And it’s a mighty interesting tales he’s weaving with his music right now. Inspired by events in Cornwall (Where he was born), and East Sussex (Where he now lives), Kemper is carrying on that wonderful “tradition” of mixing modern approaches and thinking to timeless music styles that, out of all the releases mentioned in this post, is most closely connected to the land and his surroundings. Blending together field recordings, ambient rave electronics, and whispers of half remembered old folk songs, a sense of the uncanny pervades ‘Carn,’ all full of ancient folklore, burial mounds, pylons messing with lay line energy, and chill out raves by the sea shore.Tracks such as “Dorcus” and “Windswept” create a similar feel to the spooky folk wandering that were made by Mick Harris and Martyn Bates made with their ‘Murder Ballads’ series of songs.
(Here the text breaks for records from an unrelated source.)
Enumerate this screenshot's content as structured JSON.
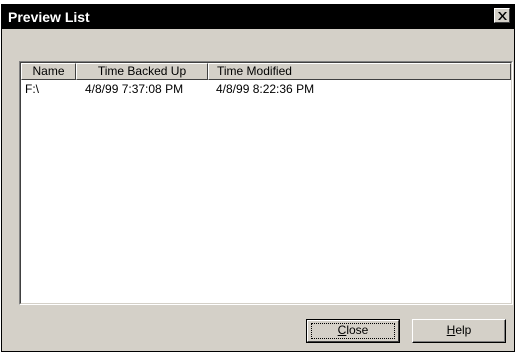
{
  "window": {
    "title": "Preview List"
  },
  "list": {
    "columns": [
      "Name",
      "Time Backed Up",
      "Time Modified"
    ],
    "rows": [
      {
        "name": "F:\\",
        "time_backed_up": "4/8/99 7:37:08 PM",
        "time_modified": "4/8/99 8:22:36 PM"
      }
    ]
  },
  "buttons": {
    "close": {
      "mnemonic": "C",
      "rest": "lose"
    },
    "help": {
      "mnemonic": "H",
      "rest": "elp"
    }
  },
  "icons": {
    "close": "close-x-icon"
  },
  "colors": {
    "face": "#d4d0c8",
    "titlebar": "#000000",
    "list_bg": "#ffffff"
  }
}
‘Carn’ should be seen as folk music for our interconnected, electrified 21st century landscape, where time and space are fluid and our sense of reality is gossamer thin at best.
EP31 – Dolly Dolly: Antimacassar
Now I have to admit that when I saw the album to ‘Antimacassar,’ the debut album from Exotic Pylon acolyte Dolly Dolly (aka David Yates), my first impression was that I didn’t like it. In fact, I fucking hated it. That mix of gormless gurn, school tie and sense of ’60s stunted Englishness , the first impression that came across was Al Murray’s dim-witted brother does karaoke renditions of his favourite TV theme tunes from yesteryear (Read Bullseye, Morecambe & Wise, and It Ain’t Half Hot Mum).
OH but when I played it, how wrong I was!!! As well as being a spoken word artist, poet and playwright, Dolly Dolly is also active as a poster to hauntology/ephemeral blogs such as Found Objects and Mounds & Circles, as well as his own blog. Using the flotsam & jetsam of 20th century British culture as brain fuel, Dolly Dolly dregs from his shiny cranium a bizarre blend of the surreal, the queasy, the seedy and the mundane. the opening track “Wattle And Daub” is a proclamation to “England my England,” with “Hallways that are flat-footed and wasp-bitten, ” with “Half Strangled Uncles stuffed with crisps and puddles of Sooty & Sweep.”
The music is informed by hauntological markers that will be familiar to many, with guest appearances from the likes of Position Normal. Moon Wiring Club & Ekoplekz, their slightly broken, tumbling music acting as a foil to Dolly’s sonorous tones (Sometimes he come across as relaxed and bloke-y, others like a stern Malcolm McDowell). But underneath the whimsical, dreamlike nature of the lyrics lies a dark, morbid underbelly. “Corptoepose” contains a gruesome yet matter-of-fact description of an autopsy, that is so deadpan in its delivery it comes across as more hardcore in its impact that most “extreme” industrial noise releases. ‘Antimacassar’ is a release that was surprising and revealing in more ways than one.
So… there you go. Now that’s a LOT of music for you to be going through there. If you find that this post has tickled you fancy, then head on over the Exotic Pylon’s SITE and get that credit card out of that dusty wallet!
DO IT!!! NOW!!!!